While the Indians’ draft record over the last decade has been less than stellar, that does not minimize the importance of draft picks for this small market team. The harsh reality is that the Indians will never be a player for most elite free agents and will have to develop their own talent to compete for the playoffs regularly. This was true during the days of Sandy Alomar, Charlie Nagy, and Jim Thome and it is just as true today. With the exception of Swisher and Bourn, most of the core members of the team have spent their entire major league career with the Indians, most notably Michael Brantley, Carlos Santana, Jason Kipnis, and Asdrubal Cabrera. This makes the next point equally important.
They Also Valued an Additional First Round Pick
Every team in Major League Baseball spends millions upon millions of dollars on the drafting and developing of young prospects, but even with this large investment, there are always risks. Even the best organizations have had high draft picks flame out before even reaching the big leagues. Therefore having more draft picks gives teams a greater chances of drafting and developing a key player simply because they will have more chances to do so. At some point it seems that the Indians may have decided the extra pick they will receive from the Baltimore Orioles as compensation for Jimenez was worth more than the pitcher himself.
Jimenez’s Struggles Speak for Themselves
Opinions on Jimenez’s time with this Indians prior to last season ranged from disappointing to total disaster. From the time he joined the Tribe midway through 2011 through the end of 2012, Jimenez had a 5.29 ERA while averaging less than six inning per start. In fact, even during his comeback performance last season, Jimenez averaged less than six innings per start every month of the season until September. While Jimenez is durable and never missed a start during his time in Cleveland, having a starting pitcher who can’t be counted on to go six innings puts tremendous stress on a team’s bullpen.
The Indians have Depth in their Rotation
Make no mistake, the Cleveland Indians would not have returned to the playoffs without the tremendous pitching of Ubaldo Jimenez down the stretch. He was dominant in September when the team needed him to be after Justin Masterson went down to injury. That being said, on the season Jimenez was definitely behind Masterson in the rotation’s pecking order, with Zach McAllister and Corey Kluber not far behind him. Add in last season’s rookie sensation Danny Salazar, top prospect Trevor Bauer, as well as the hoped return to form for both Carlos Carrasco and Josh Tomlin after both missed much of the last two seasons with injury, and the Indians seem to have real depth in their starting rotation. Even spring training invites Aaron Harang and Shaun Marcum may help this season if only for the final point in why the Cleveland Indians can say goodbye to Ubaldo Jimenez.
Mickey Callaway and Kevin Cash
While Callaway gets the lion’s share of the credit in the media, both of these men have done a tremendous job with the Indians’ pitching staff. Their work helped every pitcher in the starting rotation have either a career year or their best season in years. Most impressively they helped Scott Kazmir reclaim his status as a solid Major League starter one year after he was pitching in the independent Atlantic League. There is no reason to believe that Callaway and Cash cannot repeat this with at least one of Tomlin, Carrasco, Harang, or Marcum.
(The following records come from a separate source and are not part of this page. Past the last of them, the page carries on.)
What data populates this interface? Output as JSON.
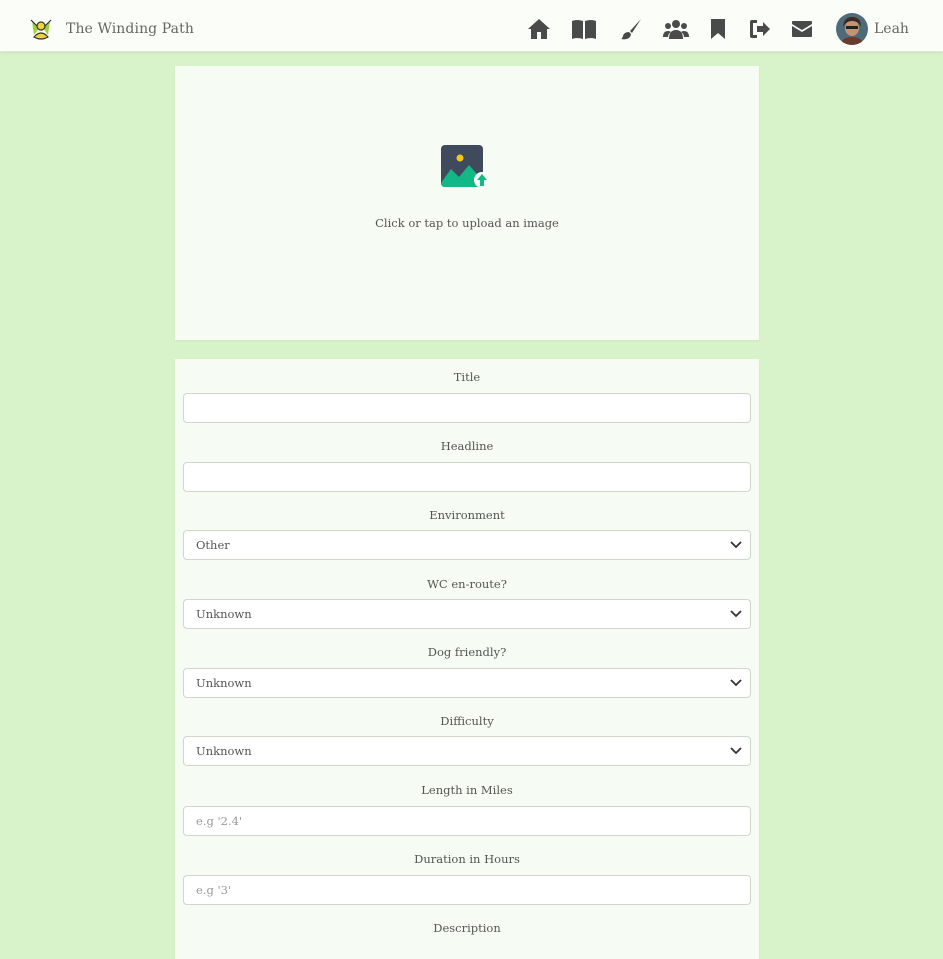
{
  "brand": {
    "name": "The Winding Path",
    "logo_icon": "winding-path-logo-icon"
  },
  "nav": {
    "icons": [
      "home-icon",
      "book-icon",
      "brush-icon",
      "users-icon",
      "bookmark-icon",
      "sign-out-icon",
      "envelope-icon"
    ],
    "user_name": "Leah"
  },
  "upload": {
    "prompt": "Click or tap to upload an image",
    "icon": "image-upload-icon"
  },
  "form": {
    "title_label": "Title",
    "title_value": "",
    "headline_label": "Headline",
    "headline_value": "",
    "environment_label": "Environment",
    "environment_value": "Other",
    "wc_label": "WC en-route?",
    "wc_value": "Unknown",
    "dog_label": "Dog friendly?",
    "dog_value": "Unknown",
    "difficulty_label": "Difficulty",
    "difficulty_value": "Unknown",
    "length_label": "Length in Miles",
    "length_placeholder": "e.g '2.4'",
    "duration_label": "Duration in Hours",
    "duration_placeholder": "e.g '3'",
    "description_label": "Description"
  },
  "colors": {
    "page_background": "#d8f3c9",
    "card_background": "#f6fbf3",
    "upload_icon_dark": "#3f4a5c",
    "upload_icon_green": "#12b886",
    "upload_icon_sun": "#f5c518"
  }
}
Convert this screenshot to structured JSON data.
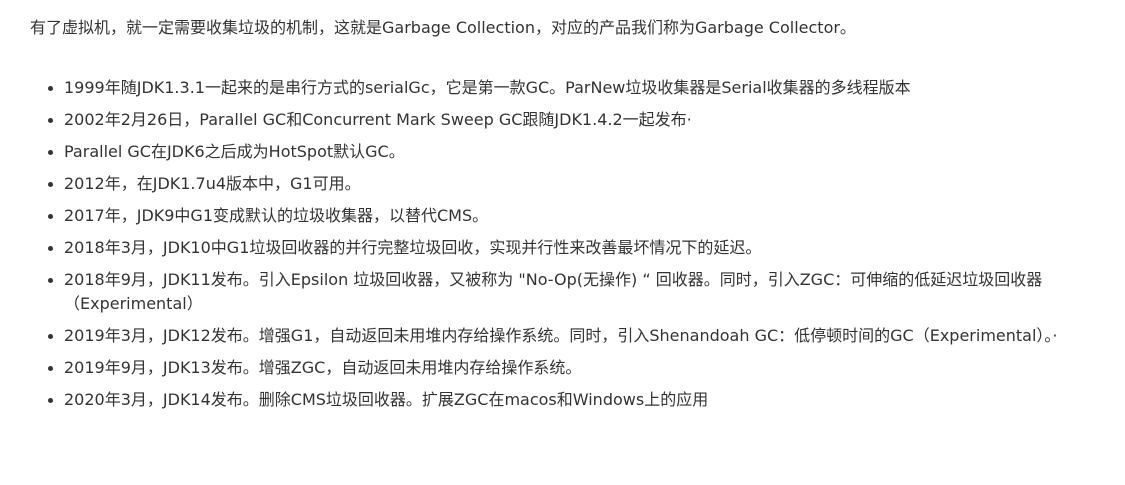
{
  "intro": "有了虚拟机，就一定需要收集垃圾的机制，这就是Garbage Collection，对应的产品我们称为Garbage Collector。",
  "items": [
    "1999年随JDK1.3.1一起来的是串行方式的serialGc，它是第一款GC。ParNew垃圾收集器是Serial收集器的多线程版本",
    "2002年2月26日，Parallel GC和Concurrent Mark Sweep GC跟随JDK1.4.2一起发布·",
    "Parallel GC在JDK6之后成为HotSpot默认GC。",
    "2012年，在JDK1.7u4版本中，G1可用。",
    "2017年，JDK9中G1变成默认的垃圾收集器，以替代CMS。",
    "2018年3月，JDK10中G1垃圾回收器的并行完整垃圾回收，实现并行性来改善最坏情况下的延迟。",
    "2018年9月，JDK11发布。引入Epsilon 垃圾回收器，又被称为 \"No-Op(无操作) “ 回收器。同时，引入ZGC：可伸缩的低延迟垃圾回收器（Experimental）",
    "2019年3月，JDK12发布。增强G1，自动返回未用堆内存给操作系统。同时，引入Shenandoah GC：低停顿时间的GC（Experimental）。·",
    "2019年9月，JDK13发布。增强ZGC，自动返回未用堆内存给操作系统。",
    "2020年3月，JDK14发布。删除CMS垃圾回收器。扩展ZGC在macos和Windows上的应用"
  ]
}
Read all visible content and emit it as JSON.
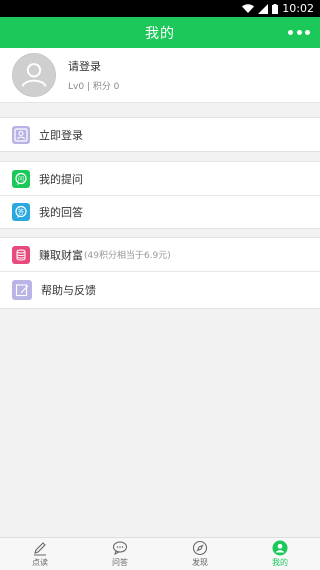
{
  "status_bar": {
    "time": "10:02"
  },
  "header": {
    "title": "我的"
  },
  "profile": {
    "login_prompt": "请登录",
    "level_points": "Lv0 | 积分  0"
  },
  "menu": {
    "login_now": "立即登录",
    "my_questions": "我的提问",
    "my_answers": "我的回答",
    "earn_wealth": "赚取财富",
    "earn_wealth_note": "(49积分相当于6.9元)",
    "help_feedback": "帮助与反馈"
  },
  "tabs": [
    {
      "label": "点读"
    },
    {
      "label": "问答"
    },
    {
      "label": "发现"
    },
    {
      "label": "我的"
    }
  ],
  "colors": {
    "brand_green": "#1dc85a",
    "login_icon": "#b9b4e6",
    "questions_icon": "#1dc85a",
    "answers_icon": "#2aa8e0",
    "wealth_icon": "#e84a7d",
    "help_icon": "#b9b4e6"
  },
  "icons": [
    "wifi-icon",
    "signal-icon",
    "battery-icon",
    "more-icon",
    "avatar-icon",
    "user-card-icon",
    "question-icon",
    "answer-icon",
    "coins-icon",
    "edit-icon",
    "pen-icon",
    "chat-icon",
    "compass-icon",
    "profile-icon"
  ]
}
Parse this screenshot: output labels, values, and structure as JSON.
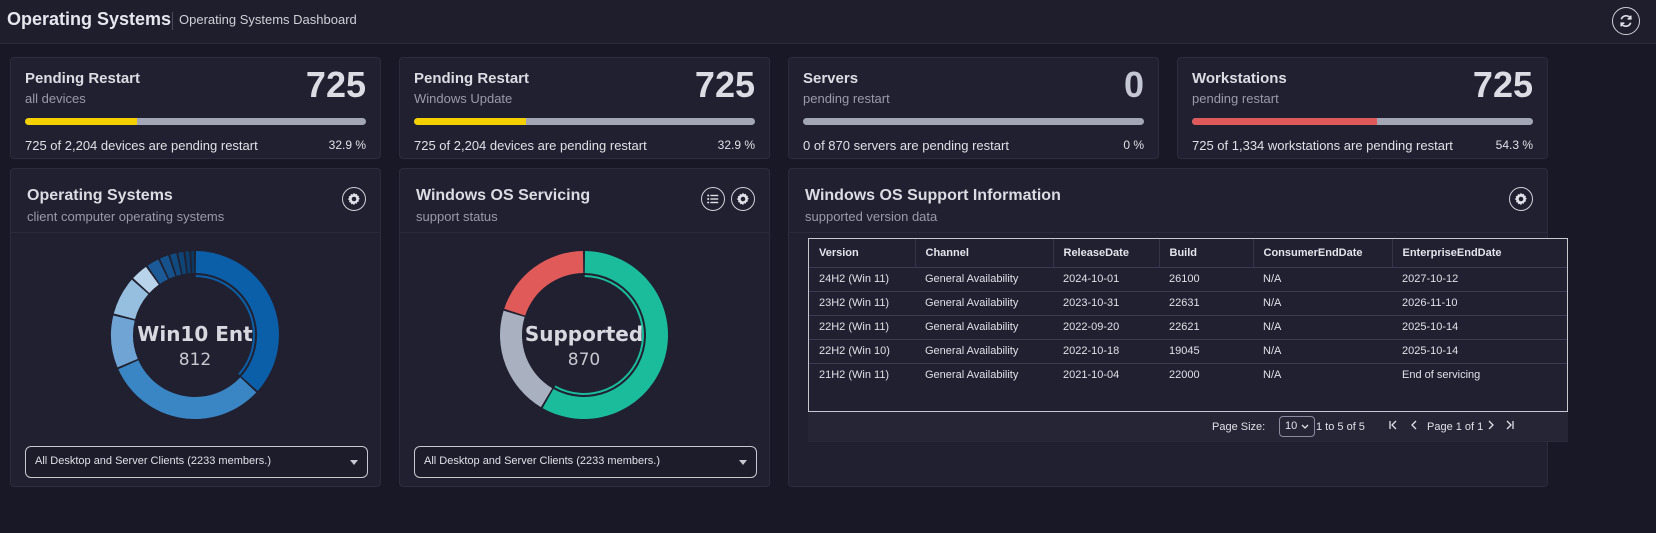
{
  "header": {
    "title": "Operating Systems",
    "subtitle": "Operating Systems Dashboard",
    "refresh_icon": "refresh-icon"
  },
  "kpis": [
    {
      "title": "Pending Restart",
      "subtitle": "all devices",
      "value": "725",
      "text": "725 of 2,204 devices are pending restart",
      "percent": "32.9 %",
      "fill_fraction": 0.329,
      "color": "#f5d000"
    },
    {
      "title": "Pending Restart",
      "subtitle": "Windows Update",
      "value": "725",
      "text": "725 of 2,204 devices are pending restart",
      "percent": "32.9 %",
      "fill_fraction": 0.329,
      "color": "#f5d000"
    },
    {
      "title": "Servers",
      "subtitle": "pending restart",
      "value": "0",
      "text": "0 of 870 servers are pending restart",
      "percent": "0 %",
      "fill_fraction": 0,
      "color": "#f5d000"
    },
    {
      "title": "Workstations",
      "subtitle": "pending restart",
      "value": "725",
      "text": "725 of 1,334 workstations are pending restart",
      "percent": "54.3 %",
      "fill_fraction": 0.543,
      "color": "#de5a5a"
    }
  ],
  "os_panel": {
    "title": "Operating Systems",
    "subtitle": "client computer operating systems",
    "center_label": "Win10 Ent",
    "center_value": "812",
    "select_value": "All Desktop and Server Clients (2233 members.)",
    "icons": [
      "gear-icon"
    ]
  },
  "servicing_panel": {
    "title": "Windows OS Servicing",
    "subtitle": "support status",
    "center_label": "Supported",
    "center_value": "870",
    "select_value": "All Desktop and Server Clients (2233 members.)",
    "icons": [
      "list-icon",
      "gear-icon"
    ]
  },
  "support_panel": {
    "title": "Windows OS Support Information",
    "subtitle": "supported version data",
    "columns": [
      "Version",
      "Channel",
      "ReleaseDate",
      "Build",
      "ConsumerEndDate",
      "EnterpriseEndDate"
    ],
    "rows": [
      [
        "24H2 (Win 11)",
        "General Availability",
        "2024-10-01",
        "26100",
        "N/A",
        "2027-10-12"
      ],
      [
        "23H2 (Win 11)",
        "General Availability",
        "2023-10-31",
        "22631",
        "N/A",
        "2026-11-10"
      ],
      [
        "22H2 (Win 11)",
        "General Availability",
        "2022-09-20",
        "22621",
        "N/A",
        "2025-10-14"
      ],
      [
        "22H2 (Win 10)",
        "General Availability",
        "2022-10-18",
        "19045",
        "N/A",
        "2025-10-14"
      ],
      [
        "21H2 (Win 11)",
        "General Availability",
        "2021-10-04",
        "22000",
        "N/A",
        "End of servicing"
      ]
    ],
    "pager": {
      "page_size_label": "Page Size:",
      "page_size": "10",
      "range": "1 to 5 of 5",
      "page_text": "Page 1 of 1"
    }
  },
  "chart_data": [
    {
      "type": "pie",
      "series": [
        {
          "values": [
            812,
            700,
            230,
            170,
            80,
            60,
            45,
            35,
            30,
            25,
            20
          ]
        }
      ],
      "colors": [
        "#0b5fa8",
        "#3a86c4",
        "#6fa4d4",
        "#96bede",
        "#b9d4ea",
        "#1b5a96",
        "#15528b",
        "#114a7f",
        "#0f4476",
        "#0d3e6c",
        "#0b3860"
      ]
    },
    {
      "type": "pie",
      "categories": [
        "Supported"
      ],
      "series": [
        {
          "values": [
            870,
            320,
            300
          ]
        }
      ],
      "colors": [
        "#1abc9c",
        "#a9b0bf",
        "#e05a5a"
      ]
    }
  ]
}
When all was said and done, the trade of Ubaldo Jimenez in 2011 has worked out for the Cleveland Indians. While Drew Pomeranz and Alex White have since been traded away by the Colorado Rockies, Jimenez was a big part of the Tribe’s first postseason berth since 2007. However as great as he was down the stretch last year, it simply didn’t make sense for the Cleveland Indians to continue their relationship with him.